I found it interesting that a plaque is attached to the monument to Cargill about the Salvation Army's commencing their work in New Zealand on 1 April 1883. They apparently assembled at Cargill's monument in the afternoon before a service at the Temperance Hall, "sang several hymns and spoke a few words to the considerable number of people which assembled," with Captain Pollard accompanying the singing with a concertina. (Otago Daily Times, 2 April 1883)

Today, what remains of Cargill's monument is guarded by three penguins (I caught sight of only two, unfortunately, while I was there). "We Are Not Alone", installed August 1999, are by artist Parry Jones, each modelled to reflect back on the nature of the businesses sponsoring them. Auckland needs stuff like this. Random bird sculptures throughout the CBD would be great ...

I headed further along Princes Street, and caught sight of a particularly colourful bus shelter.

Okay, this isn't art, but I feel it's an example of the quirkiness of Dunedin -- the bus destination signs on their fleet. Passing by the depot on Princes Street, I photographed this particular bus with its version of the "Sorry not in service" sign ...

... but I also spotted while I was there those few days buses passing by with special graphics on their destination signs reflecting where they were headed to. We're so damn boring up here in Auckland with our buses!

Boer War memorial at the Oval Reserve, unveiled 29 November 1906.

At this point, I nearly got myself lost in a strange city. Fortunately, Dunedin's I-Site folks have a great little street map with attractions and such which every tourist in Dunedin should have. I had mine with me, and was able to navigate (eventually, after a wee period of worry) back towards the wharf area. However, my misguided route took me past lovely murals painted on the pillars of a rail overbridge on Anderson's Bay Road.

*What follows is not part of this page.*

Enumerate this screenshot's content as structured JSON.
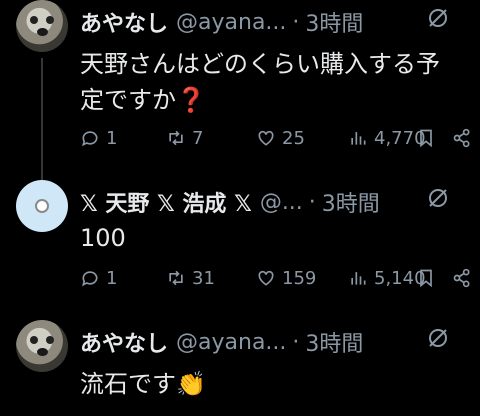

As well as the "Harbour Mouth Teeth" at Kitchener Street Park, by Regan Gentry (2009).

I love these. They sum up Dunedin city's quirky sense of humour.